  • Primer of Sidereal Astrology. Astrology Moray series. Vol. 1.
  • Wars in the Sidereal. Astrology Moray series. Vol. 2. 1959.
  • New Directions in Astrology. Astrology Moray series. Vol. 3. 1959.
  • Tertiary Directions. Astrology Moray series. Vol. 4. 1960.
Current editions
  • Fagan, Cyril; Firebrace, Brigadier R. C. (2008). Primer of Sidereal Astrology. American Federation of Astrologers. ISBN 978-0866904278.


  1. ^ The Astrology Game: The Inside Story : the Truth about Astrology, Malcolm Dean, Beaufort Books, 1980, p. 210

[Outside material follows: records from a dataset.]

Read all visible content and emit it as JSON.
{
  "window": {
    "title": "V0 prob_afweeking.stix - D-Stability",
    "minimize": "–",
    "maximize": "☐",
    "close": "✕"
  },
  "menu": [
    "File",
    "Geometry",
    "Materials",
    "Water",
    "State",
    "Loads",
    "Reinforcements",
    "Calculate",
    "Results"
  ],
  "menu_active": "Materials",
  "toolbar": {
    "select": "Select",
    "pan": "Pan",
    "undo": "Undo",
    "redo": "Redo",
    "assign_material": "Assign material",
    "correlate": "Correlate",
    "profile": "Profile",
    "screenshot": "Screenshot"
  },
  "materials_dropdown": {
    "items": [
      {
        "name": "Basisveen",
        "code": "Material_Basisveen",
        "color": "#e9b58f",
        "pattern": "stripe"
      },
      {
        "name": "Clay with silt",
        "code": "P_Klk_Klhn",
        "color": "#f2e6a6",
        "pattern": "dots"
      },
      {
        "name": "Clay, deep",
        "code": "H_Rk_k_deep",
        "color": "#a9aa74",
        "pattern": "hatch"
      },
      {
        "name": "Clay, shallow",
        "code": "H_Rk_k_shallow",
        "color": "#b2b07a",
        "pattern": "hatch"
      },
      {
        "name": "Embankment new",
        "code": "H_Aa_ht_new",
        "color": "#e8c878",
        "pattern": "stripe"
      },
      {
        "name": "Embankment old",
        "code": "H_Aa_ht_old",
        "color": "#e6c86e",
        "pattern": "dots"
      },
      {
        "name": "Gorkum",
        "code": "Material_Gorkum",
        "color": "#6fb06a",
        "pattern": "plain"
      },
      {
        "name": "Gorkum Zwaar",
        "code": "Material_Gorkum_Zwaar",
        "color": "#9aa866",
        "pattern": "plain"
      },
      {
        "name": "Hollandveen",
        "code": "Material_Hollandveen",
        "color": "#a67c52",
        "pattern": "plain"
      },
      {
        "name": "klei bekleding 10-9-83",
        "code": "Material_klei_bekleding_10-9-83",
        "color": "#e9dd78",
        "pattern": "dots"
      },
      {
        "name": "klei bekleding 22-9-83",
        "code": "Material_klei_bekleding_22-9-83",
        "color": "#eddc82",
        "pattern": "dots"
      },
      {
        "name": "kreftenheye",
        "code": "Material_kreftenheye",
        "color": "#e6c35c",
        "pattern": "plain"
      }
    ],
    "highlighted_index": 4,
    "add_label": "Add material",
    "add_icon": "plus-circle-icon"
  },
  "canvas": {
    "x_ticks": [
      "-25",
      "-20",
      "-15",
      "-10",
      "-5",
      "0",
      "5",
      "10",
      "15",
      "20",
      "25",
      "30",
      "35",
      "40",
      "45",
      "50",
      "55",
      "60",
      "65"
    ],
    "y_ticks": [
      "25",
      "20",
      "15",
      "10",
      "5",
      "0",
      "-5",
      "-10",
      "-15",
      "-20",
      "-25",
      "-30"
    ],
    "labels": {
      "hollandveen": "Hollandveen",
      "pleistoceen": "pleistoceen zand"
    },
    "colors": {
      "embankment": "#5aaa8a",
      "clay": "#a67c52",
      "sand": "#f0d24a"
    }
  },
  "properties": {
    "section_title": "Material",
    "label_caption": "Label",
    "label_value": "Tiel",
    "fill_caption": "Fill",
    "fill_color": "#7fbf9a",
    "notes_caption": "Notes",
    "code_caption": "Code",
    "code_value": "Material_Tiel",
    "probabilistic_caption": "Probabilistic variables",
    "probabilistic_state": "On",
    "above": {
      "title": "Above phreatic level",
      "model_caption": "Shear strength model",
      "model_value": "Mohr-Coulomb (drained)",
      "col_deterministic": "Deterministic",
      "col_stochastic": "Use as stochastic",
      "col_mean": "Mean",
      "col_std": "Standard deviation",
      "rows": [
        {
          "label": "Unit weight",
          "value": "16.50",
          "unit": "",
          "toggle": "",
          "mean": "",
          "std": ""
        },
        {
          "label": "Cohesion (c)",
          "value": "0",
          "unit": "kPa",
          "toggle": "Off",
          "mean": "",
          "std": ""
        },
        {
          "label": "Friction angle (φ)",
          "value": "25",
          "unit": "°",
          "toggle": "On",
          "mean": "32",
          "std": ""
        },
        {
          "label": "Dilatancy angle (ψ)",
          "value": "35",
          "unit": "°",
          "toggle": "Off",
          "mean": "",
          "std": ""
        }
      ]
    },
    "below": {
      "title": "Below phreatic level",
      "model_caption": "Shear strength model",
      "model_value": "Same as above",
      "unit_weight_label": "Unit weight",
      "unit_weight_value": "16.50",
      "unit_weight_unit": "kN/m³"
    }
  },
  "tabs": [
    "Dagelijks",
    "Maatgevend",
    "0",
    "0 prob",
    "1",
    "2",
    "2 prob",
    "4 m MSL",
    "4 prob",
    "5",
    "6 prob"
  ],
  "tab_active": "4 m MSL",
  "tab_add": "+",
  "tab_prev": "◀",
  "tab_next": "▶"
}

  2. ^ a b Addey, John (Winter 1974/5). "Brigadier R.C.Firebrace, C.B.E." The Astrological Journal. XVII (1). ISSN 0144-6754. {{cite journal}}: Check date values in: |date= (help)
  3. ^ Gilbert, Martin (2003). Churchill at War: His 'finest hour' in photographs, 1940-1945. Carlton. p. 72. Includes a photograph of Firebrace with Churchill.
  4. ^ Rzeshevsky, ed. (1996). War and Diplomacy: The Making of the Grand Alliance. Psychology Press. p. 89. ISBN 9783718657902.
  5. ^ Glees, Anthony (1987). The Secrets of the Service: British intelligence and Communist subversion 1939-51. Cape. pp. 278–279. ISBN 9780224022521.
  6. ^ Tolstoy, Nikolai. The Secret Betrayal, Charles Scribner's Sons, New York, 1977, ISBN 0-684-15635-0; originally published in London as Victims of Yalta, 1977.
  7. ^ Bethell, Nicholas (1974). The Last Secret: The Delivery to Stalin of over two million Russians by Britain and the United States. Basic Books. pp. 38, 43.
  8. ^ Gaskill, Malcolm (2001). Hellish Nell: Last of Britain's Witches. Fourth Estate. pp. 184, 276. ISBN 9781841151090.
  9. ^ Shandler, Nina (2006). The Strange Case of Hellish Nell: The True Story of Helen Duncan and the Witch Trial of World War II. Da Capo Press. ISBN 9780306814389.
  10. ^ Underwood, Peter (1983). No Common Task: The Autobiography of a Ghost-Hunter. Harrap. ISBN 9780245539596.
  11. ^ Lewis, James R, The astrology book: the encyclopedia of heavenly influences, p.71. Visible Ink Press, 2003. ISBN 978-1-57859-144-2.
  12. ^ Burk, Kevin (2001). Astrology: Understanding the Birth Chart: A Comprehensive Guide to Classical Interpretation. Llewellyn Worldwide. p. 337. ISBN 9781567180886.
  13. ^ Brau, Jean Louis; Weaver, Helen; Edmands, Allan (1980). Larousse Encyclopedia of Astrology. McGraw-Hill. p. 112.


  • Ken Gillman, "Roy C. Firebrace", in John McKay-Clements, The Canadian Astrology Collection, Toronto, Canadian Astrology Press, 1998, ISBN 0-9683695-0-2, pp. 24–25.